## Task objective
Output the lines of the entries below beginning at the one with "Transcribe this image's" and ending with the last, exactly as written and without pictures.

[Stored entries]
------------------------------

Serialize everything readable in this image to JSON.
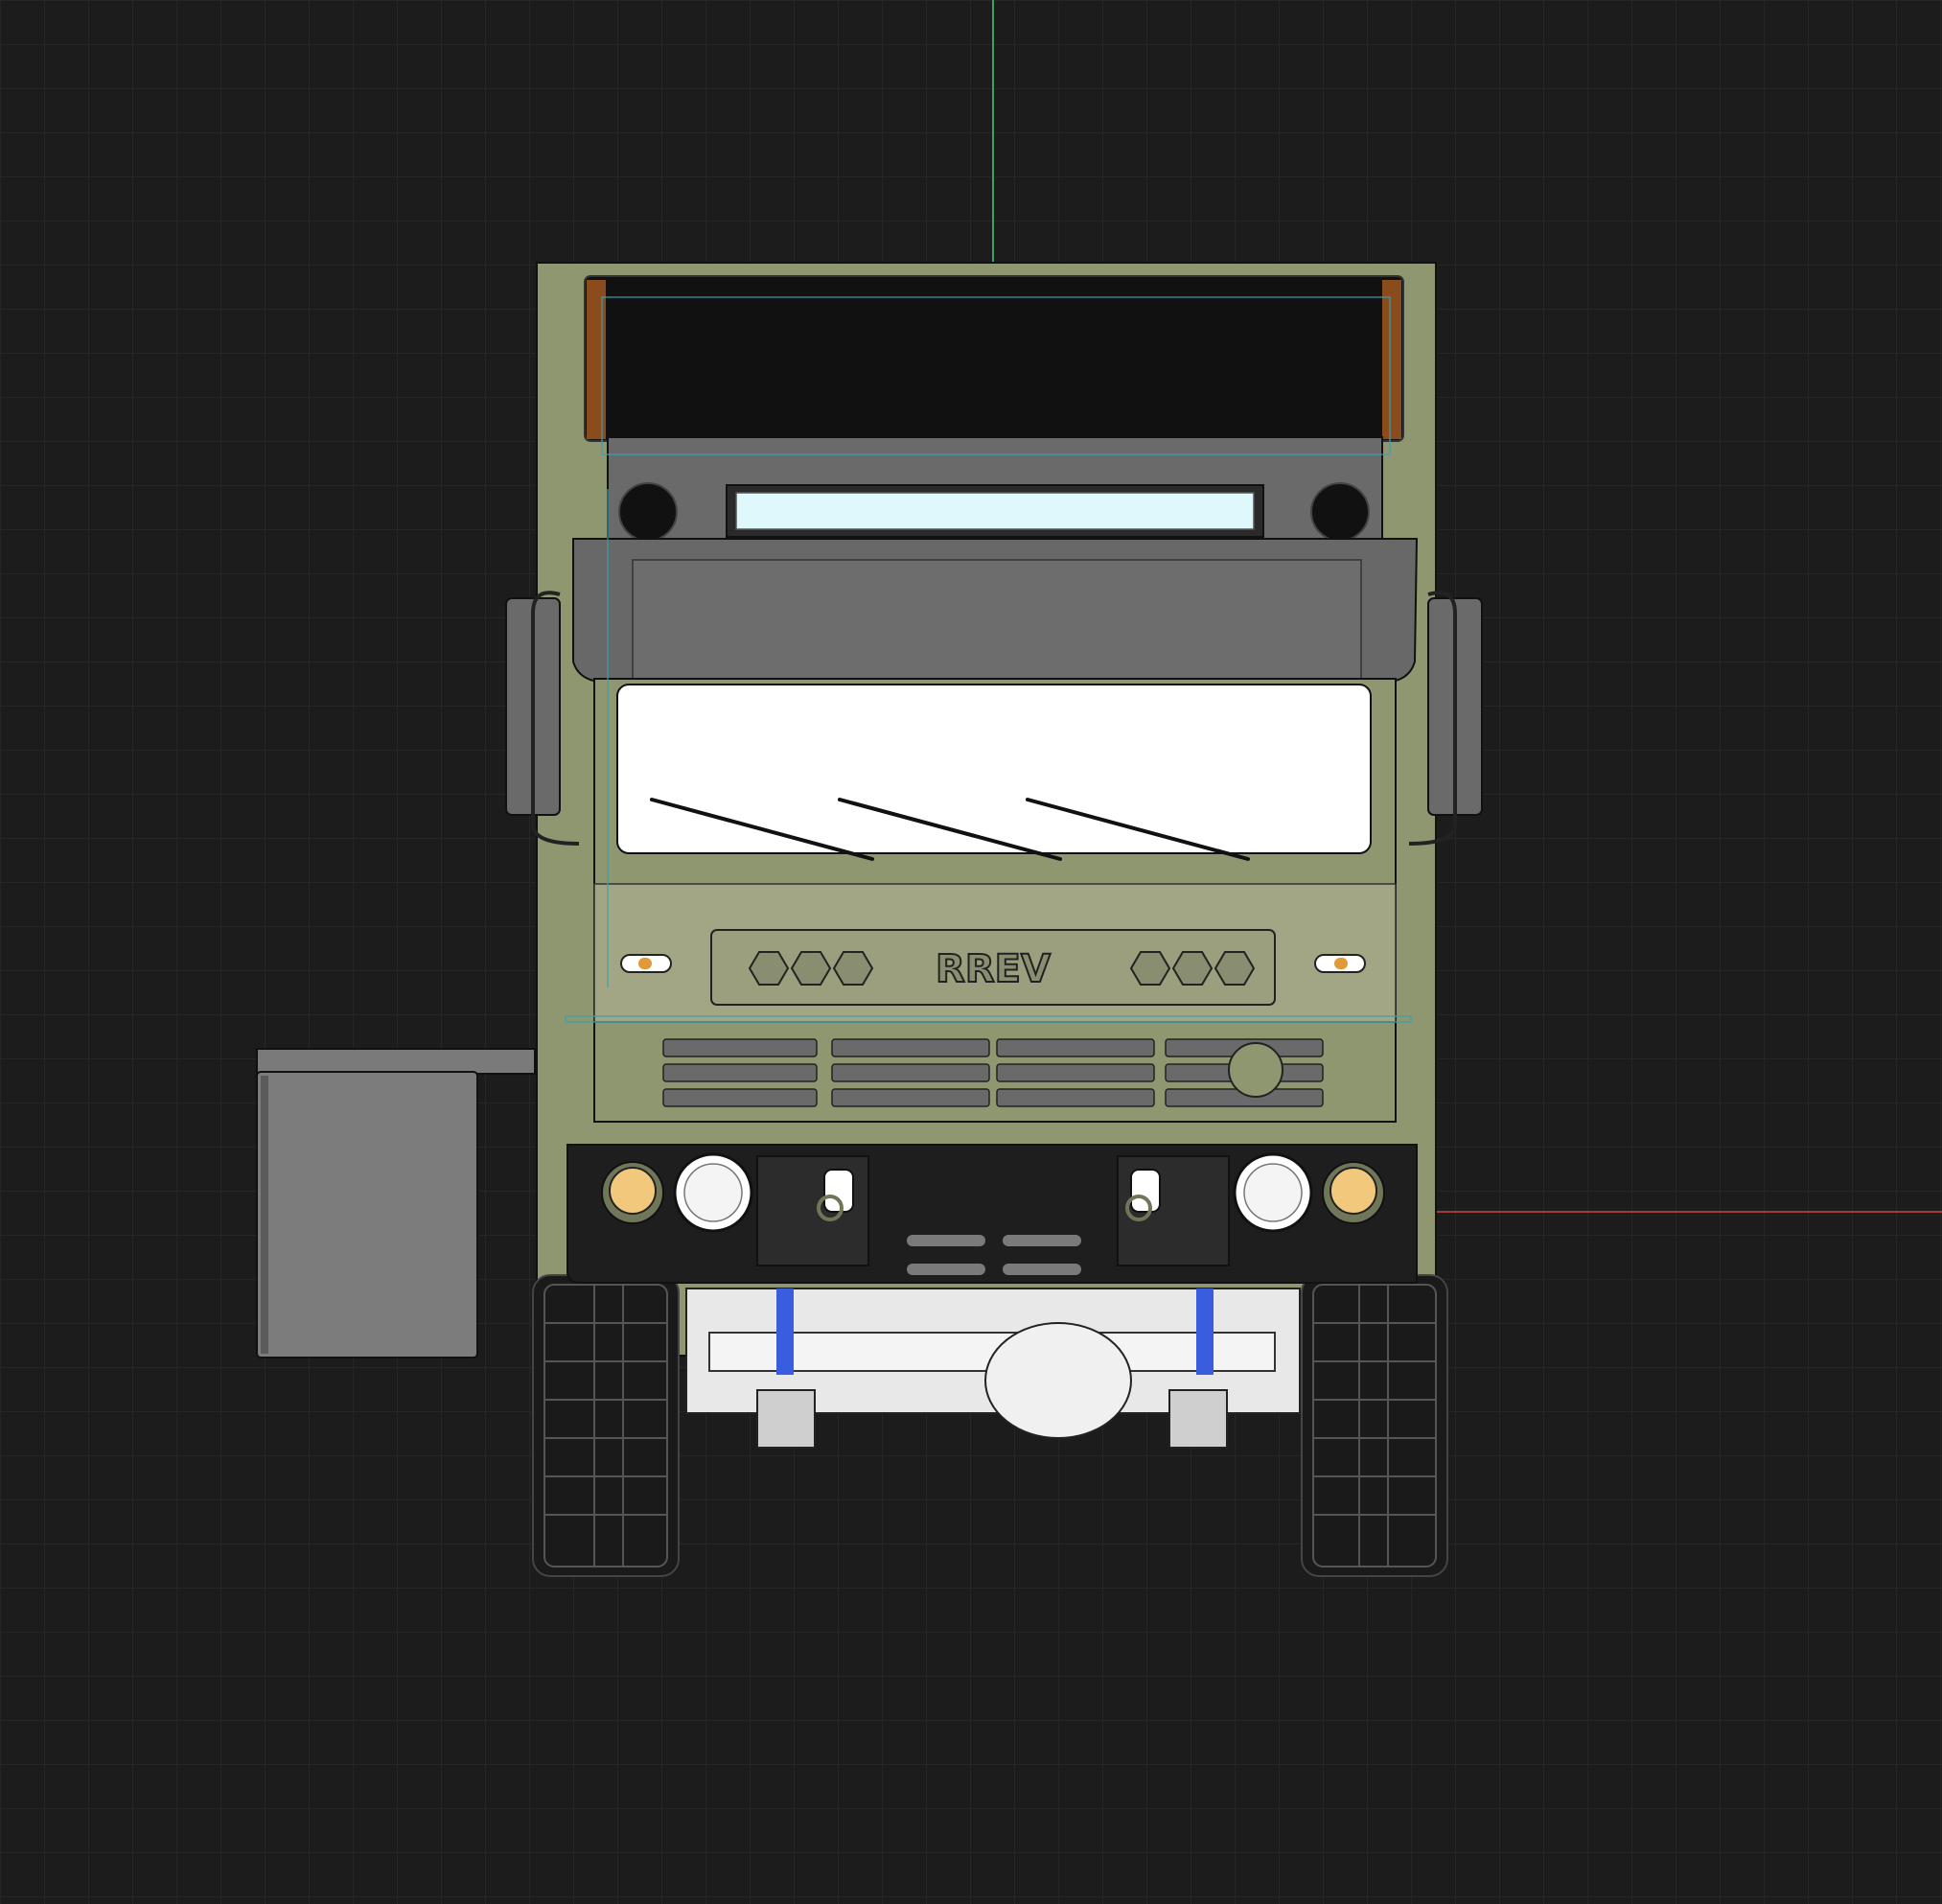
{
  "viewport": {
    "background_color": "#1c1c1c",
    "grid_color": "#262626",
    "y_axis_color": "#3aa35a",
    "x_axis_color": "#a33a3a"
  },
  "model": {
    "badge_text": "RREV",
    "colors": {
      "cab_body": "#8e9770",
      "cab_body_dark": "#6f7758",
      "cab_panel_light": "#a3a684",
      "windshield": "#111111",
      "sun_visor": "#686868",
      "light_bar": "#dff8fb",
      "window": "#ffffff",
      "bumper": "#1e1e1e",
      "tire": "#1a1a1a",
      "accent_orange": "#8a4c1c",
      "amber_light": "#f2c97c",
      "blue_spring": "#3a5de0",
      "selection_outline": "#3aa0b0"
    }
  }
}
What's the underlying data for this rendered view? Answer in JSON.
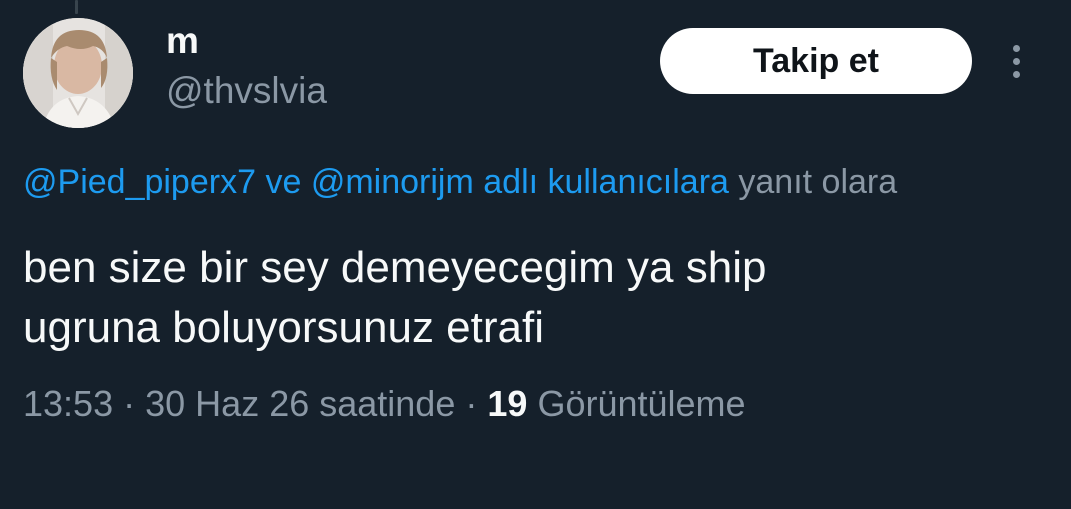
{
  "tweet": {
    "author": {
      "display_name": "m",
      "handle": "@thvslvia"
    },
    "follow_label": "Takip et",
    "more_icon": "more-vertical-icon",
    "reply_context": {
      "mention_1": "@Pied_piperx7",
      "connector": "ve",
      "mention_2": "@minorijm",
      "suffix_link": "adlı kullanıcılara",
      "suffix_text": "yanıt olara"
    },
    "text_lines": [
      "ben size bir sey demeyecegim ya ship",
      "ugruna boluyorsunuz etrafi"
    ],
    "time": "13:53",
    "separator": "·",
    "date": "30 Haz 26 saatinde",
    "views_count": "19",
    "views_label": "Görüntüleme"
  },
  "colors": {
    "background": "#15202b",
    "text_primary": "#f7f9f9",
    "text_secondary": "#8b98a5",
    "accent_link": "#1d9bf0",
    "follow_button_bg": "#ffffff",
    "follow_button_text": "#0f1419"
  }
}
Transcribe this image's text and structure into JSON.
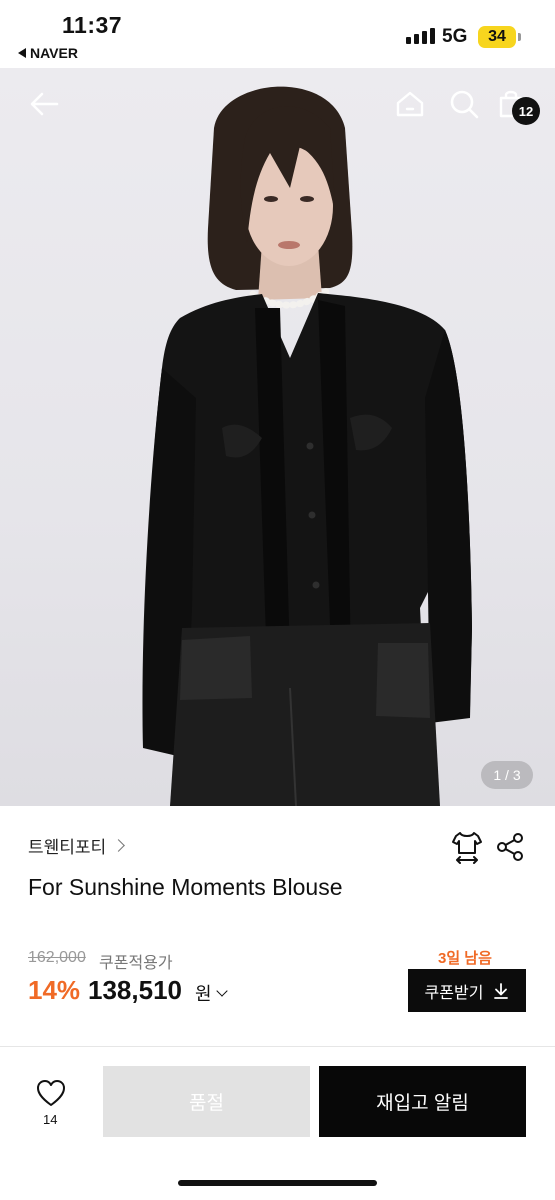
{
  "status_bar": {
    "time": "11:37",
    "back_app": "NAVER",
    "network": "5G",
    "battery": "34",
    "battery_color": "#f7d51e"
  },
  "header": {
    "icons": [
      "back-arrow-icon",
      "home-icon",
      "search-icon",
      "shopping-bag-icon"
    ],
    "cart_count": "12"
  },
  "gallery": {
    "pager": "1 / 3",
    "image_description_icon": "model-photo"
  },
  "product": {
    "brand": "트웬티포티",
    "title": "For Sunshine Moments Blouse",
    "original_price": "162,000",
    "coupon_price_label": "쿠폰적용가",
    "discount": "14%",
    "price": "138,510",
    "currency": "원",
    "days_left": "3일 남음",
    "coupon_button": "쿠폰받기",
    "accent_color": "#f06a26"
  },
  "bottom_bar": {
    "like_count": "14",
    "soldout_label": "품절",
    "restock_label": "재입고 알림"
  }
}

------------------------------

## Answer to this problem
Transcribe this image's text and structure into JSON.
{
  "status_bar": {
    "time": "11:37",
    "back_app": "NAVER",
    "network": "5G",
    "battery": "34",
    "battery_color": "#f7d51e"
  },
  "header": {
    "icons": [
      "back-arrow-icon",
      "home-icon",
      "search-icon",
      "shopping-bag-icon"
    ],
    "cart_count": "12"
  },
  "gallery": {
    "pager": "1 / 3",
    "image_description_icon": "model-photo"
  },
  "product": {
    "brand": "트웬티포티",
    "title": "For Sunshine Moments Blouse",
    "original_price": "162,000",
    "coupon_price_label": "쿠폰적용가",
    "discount": "14%",
    "price": "138,510",
    "currency": "원",
    "days_left": "3일 남음",
    "coupon_button": "쿠폰받기",
    "accent_color": "#f06a26"
  },
  "bottom_bar": {
    "like_count": "14",
    "soldout_label": "품절",
    "restock_label": "재입고 알림"
  }
}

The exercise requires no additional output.